(AVAILABLE DATA)
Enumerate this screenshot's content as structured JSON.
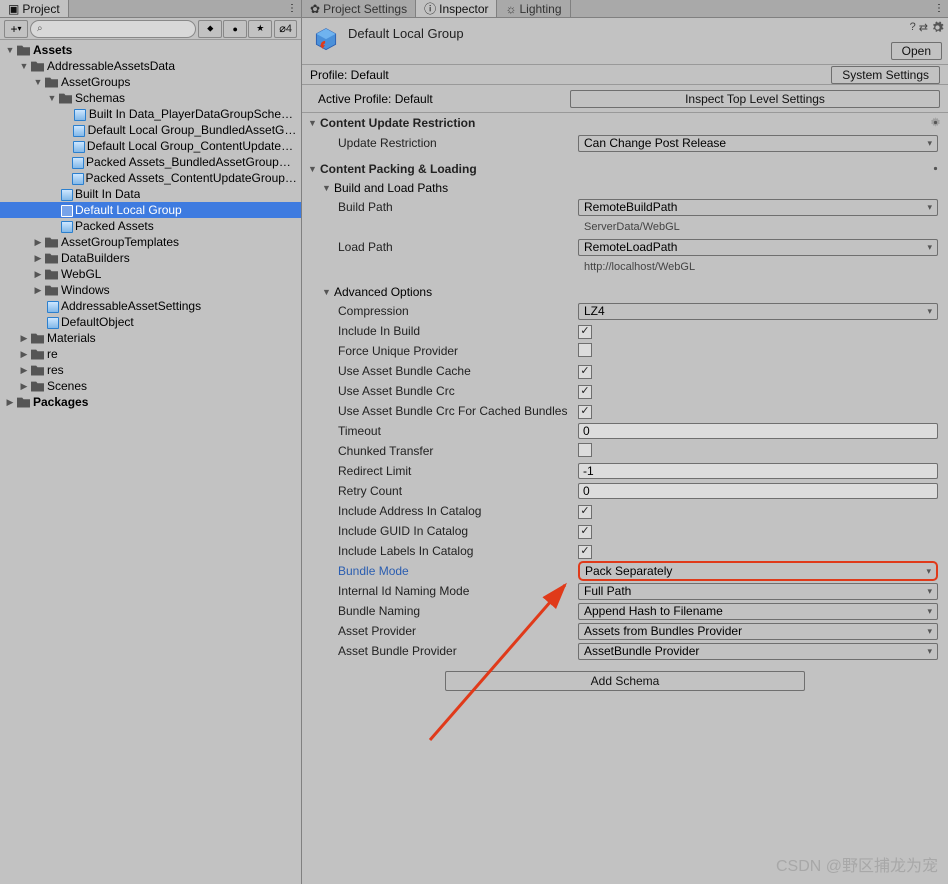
{
  "leftPanel": {
    "tab": "Project",
    "search_placeholder": "",
    "hiddenCount": "4",
    "tree": [
      {
        "d": 0,
        "t": "Assets",
        "f": "open",
        "ic": "folder",
        "bold": true
      },
      {
        "d": 1,
        "t": "AddressableAssetsData",
        "f": "open",
        "ic": "folder"
      },
      {
        "d": 2,
        "t": "AssetGroups",
        "f": "open",
        "ic": "folder"
      },
      {
        "d": 3,
        "t": "Schemas",
        "f": "open",
        "ic": "folder"
      },
      {
        "d": 4,
        "t": "Built In Data_PlayerDataGroupSchema",
        "ic": "box"
      },
      {
        "d": 4,
        "t": "Default Local Group_BundledAssetGroup",
        "ic": "box"
      },
      {
        "d": 4,
        "t": "Default Local Group_ContentUpdateGroup",
        "ic": "box"
      },
      {
        "d": 4,
        "t": "Packed Assets_BundledAssetGroupSchema",
        "ic": "box"
      },
      {
        "d": 4,
        "t": "Packed Assets_ContentUpdateGroupSchema",
        "ic": "box"
      },
      {
        "d": 3,
        "t": "Built In Data",
        "ic": "box"
      },
      {
        "d": 3,
        "t": "Default Local Group",
        "ic": "box",
        "sel": true
      },
      {
        "d": 3,
        "t": "Packed Assets",
        "ic": "box"
      },
      {
        "d": 2,
        "t": "AssetGroupTemplates",
        "f": "closed",
        "ic": "folder"
      },
      {
        "d": 2,
        "t": "DataBuilders",
        "f": "closed",
        "ic": "folder"
      },
      {
        "d": 2,
        "t": "WebGL",
        "f": "closed",
        "ic": "folder"
      },
      {
        "d": 2,
        "t": "Windows",
        "f": "closed",
        "ic": "folder"
      },
      {
        "d": 2,
        "t": "AddressableAssetSettings",
        "ic": "box"
      },
      {
        "d": 2,
        "t": "DefaultObject",
        "ic": "box"
      },
      {
        "d": 1,
        "t": "Materials",
        "f": "closed",
        "ic": "folder"
      },
      {
        "d": 1,
        "t": "re",
        "f": "closed",
        "ic": "folder"
      },
      {
        "d": 1,
        "t": "res",
        "f": "closed",
        "ic": "folder"
      },
      {
        "d": 1,
        "t": "Scenes",
        "f": "closed",
        "ic": "folder"
      },
      {
        "d": 0,
        "t": "Packages",
        "f": "closed",
        "ic": "folder",
        "bold": true
      }
    ]
  },
  "rightPanel": {
    "tabs": [
      "Project Settings",
      "Inspector",
      "Lighting"
    ],
    "activeTab": 1,
    "title": "Default Local Group",
    "openBtn": "Open",
    "profileRow": {
      "label": "Profile: Default",
      "btn": "System Settings"
    },
    "activeProfileRow": {
      "label": "Active Profile: Default",
      "btn": "Inspect Top Level Settings"
    },
    "sections": {
      "cur": {
        "title": "Content Update Restriction",
        "fields": [
          {
            "label": "Update Restriction",
            "type": "dd",
            "value": "Can Change Post Release"
          }
        ]
      },
      "cpl": {
        "title": "Content Packing & Loading",
        "sub1": "Build and Load Paths",
        "buildPath": {
          "label": "Build Path",
          "value": "RemoteBuildPath",
          "info": "ServerData/WebGL"
        },
        "loadPath": {
          "label": "Load Path",
          "value": "RemoteLoadPath",
          "info": "http://localhost/WebGL"
        },
        "sub2": "Advanced Options",
        "adv": [
          {
            "label": "Compression",
            "type": "dd",
            "value": "LZ4"
          },
          {
            "label": "Include In Build",
            "type": "chk",
            "value": true
          },
          {
            "label": "Force Unique Provider",
            "type": "chk",
            "value": false
          },
          {
            "label": "Use Asset Bundle Cache",
            "type": "chk",
            "value": true
          },
          {
            "label": "Use Asset Bundle Crc",
            "type": "chk",
            "value": true
          },
          {
            "label": "Use Asset Bundle Crc For Cached Bundles",
            "type": "chk",
            "value": true
          },
          {
            "label": "Timeout",
            "type": "txt",
            "value": "0"
          },
          {
            "label": "Chunked Transfer",
            "type": "chk",
            "value": false
          },
          {
            "label": "Redirect Limit",
            "type": "txt",
            "value": "-1"
          },
          {
            "label": "Retry Count",
            "type": "txt",
            "value": "0"
          },
          {
            "label": "Include Address In Catalog",
            "type": "chk",
            "value": true
          },
          {
            "label": "Include GUID In Catalog",
            "type": "chk",
            "value": true
          },
          {
            "label": "Include Labels In Catalog",
            "type": "chk",
            "value": true
          },
          {
            "label": "Bundle Mode",
            "type": "dd",
            "value": "Pack Separately",
            "hl": true
          },
          {
            "label": "Internal Id Naming Mode",
            "type": "dd",
            "value": "Full Path"
          },
          {
            "label": "Bundle Naming",
            "type": "dd",
            "value": "Append Hash to Filename"
          },
          {
            "label": "Asset Provider",
            "type": "dd",
            "value": "Assets from Bundles Provider"
          },
          {
            "label": "Asset Bundle Provider",
            "type": "dd",
            "value": "AssetBundle Provider"
          }
        ]
      }
    },
    "addSchema": "Add Schema"
  },
  "watermark": "CSDN @野区捕龙为宠"
}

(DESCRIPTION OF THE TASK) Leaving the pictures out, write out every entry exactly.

(RESPONSE TO THIS TASK)
Enumerate this screenshot's content as structured JSON.
{
  "leftPanel": {
    "tab": "Project",
    "search_placeholder": "",
    "hiddenCount": "4",
    "tree": [
      {
        "d": 0,
        "t": "Assets",
        "f": "open",
        "ic": "folder",
        "bold": true
      },
      {
        "d": 1,
        "t": "AddressableAssetsData",
        "f": "open",
        "ic": "folder"
      },
      {
        "d": 2,
        "t": "AssetGroups",
        "f": "open",
        "ic": "folder"
      },
      {
        "d": 3,
        "t": "Schemas",
        "f": "open",
        "ic": "folder"
      },
      {
        "d": 4,
        "t": "Built In Data_PlayerDataGroupSchema",
        "ic": "box"
      },
      {
        "d": 4,
        "t": "Default Local Group_BundledAssetGroup",
        "ic": "box"
      },
      {
        "d": 4,
        "t": "Default Local Group_ContentUpdateGroup",
        "ic": "box"
      },
      {
        "d": 4,
        "t": "Packed Assets_BundledAssetGroupSchema",
        "ic": "box"
      },
      {
        "d": 4,
        "t": "Packed Assets_ContentUpdateGroupSchema",
        "ic": "box"
      },
      {
        "d": 3,
        "t": "Built In Data",
        "ic": "box"
      },
      {
        "d": 3,
        "t": "Default Local Group",
        "ic": "box",
        "sel": true
      },
      {
        "d": 3,
        "t": "Packed Assets",
        "ic": "box"
      },
      {
        "d": 2,
        "t": "AssetGroupTemplates",
        "f": "closed",
        "ic": "folder"
      },
      {
        "d": 2,
        "t": "DataBuilders",
        "f": "closed",
        "ic": "folder"
      },
      {
        "d": 2,
        "t": "WebGL",
        "f": "closed",
        "ic": "folder"
      },
      {
        "d": 2,
        "t": "Windows",
        "f": "closed",
        "ic": "folder"
      },
      {
        "d": 2,
        "t": "AddressableAssetSettings",
        "ic": "box"
      },
      {
        "d": 2,
        "t": "DefaultObject",
        "ic": "box"
      },
      {
        "d": 1,
        "t": "Materials",
        "f": "closed",
        "ic": "folder"
      },
      {
        "d": 1,
        "t": "re",
        "f": "closed",
        "ic": "folder"
      },
      {
        "d": 1,
        "t": "res",
        "f": "closed",
        "ic": "folder"
      },
      {
        "d": 1,
        "t": "Scenes",
        "f": "closed",
        "ic": "folder"
      },
      {
        "d": 0,
        "t": "Packages",
        "f": "closed",
        "ic": "folder",
        "bold": true
      }
    ]
  },
  "rightPanel": {
    "tabs": [
      "Project Settings",
      "Inspector",
      "Lighting"
    ],
    "activeTab": 1,
    "title": "Default Local Group",
    "openBtn": "Open",
    "profileRow": {
      "label": "Profile: Default",
      "btn": "System Settings"
    },
    "activeProfileRow": {
      "label": "Active Profile: Default",
      "btn": "Inspect Top Level Settings"
    },
    "sections": {
      "cur": {
        "title": "Content Update Restriction",
        "fields": [
          {
            "label": "Update Restriction",
            "type": "dd",
            "value": "Can Change Post Release"
          }
        ]
      },
      "cpl": {
        "title": "Content Packing & Loading",
        "sub1": "Build and Load Paths",
        "buildPath": {
          "label": "Build Path",
          "value": "RemoteBuildPath",
          "info": "ServerData/WebGL"
        },
        "loadPath": {
          "label": "Load Path",
          "value": "RemoteLoadPath",
          "info": "http://localhost/WebGL"
        },
        "sub2": "Advanced Options",
        "adv": [
          {
            "label": "Compression",
            "type": "dd",
            "value": "LZ4"
          },
          {
            "label": "Include In Build",
            "type": "chk",
            "value": true
          },
          {
            "label": "Force Unique Provider",
            "type": "chk",
            "value": false
          },
          {
            "label": "Use Asset Bundle Cache",
            "type": "chk",
            "value": true
          },
          {
            "label": "Use Asset Bundle Crc",
            "type": "chk",
            "value": true
          },
          {
            "label": "Use Asset Bundle Crc For Cached Bundles",
            "type": "chk",
            "value": true
          },
          {
            "label": "Timeout",
            "type": "txt",
            "value": "0"
          },
          {
            "label": "Chunked Transfer",
            "type": "chk",
            "value": false
          },
          {
            "label": "Redirect Limit",
            "type": "txt",
            "value": "-1"
          },
          {
            "label": "Retry Count",
            "type": "txt",
            "value": "0"
          },
          {
            "label": "Include Address In Catalog",
            "type": "chk",
            "value": true
          },
          {
            "label": "Include GUID In Catalog",
            "type": "chk",
            "value": true
          },
          {
            "label": "Include Labels In Catalog",
            "type": "chk",
            "value": true
          },
          {
            "label": "Bundle Mode",
            "type": "dd",
            "value": "Pack Separately",
            "hl": true
          },
          {
            "label": "Internal Id Naming Mode",
            "type": "dd",
            "value": "Full Path"
          },
          {
            "label": "Bundle Naming",
            "type": "dd",
            "value": "Append Hash to Filename"
          },
          {
            "label": "Asset Provider",
            "type": "dd",
            "value": "Assets from Bundles Provider"
          },
          {
            "label": "Asset Bundle Provider",
            "type": "dd",
            "value": "AssetBundle Provider"
          }
        ]
      }
    },
    "addSchema": "Add Schema"
  },
  "watermark": "CSDN @野区捕龙为宠"
}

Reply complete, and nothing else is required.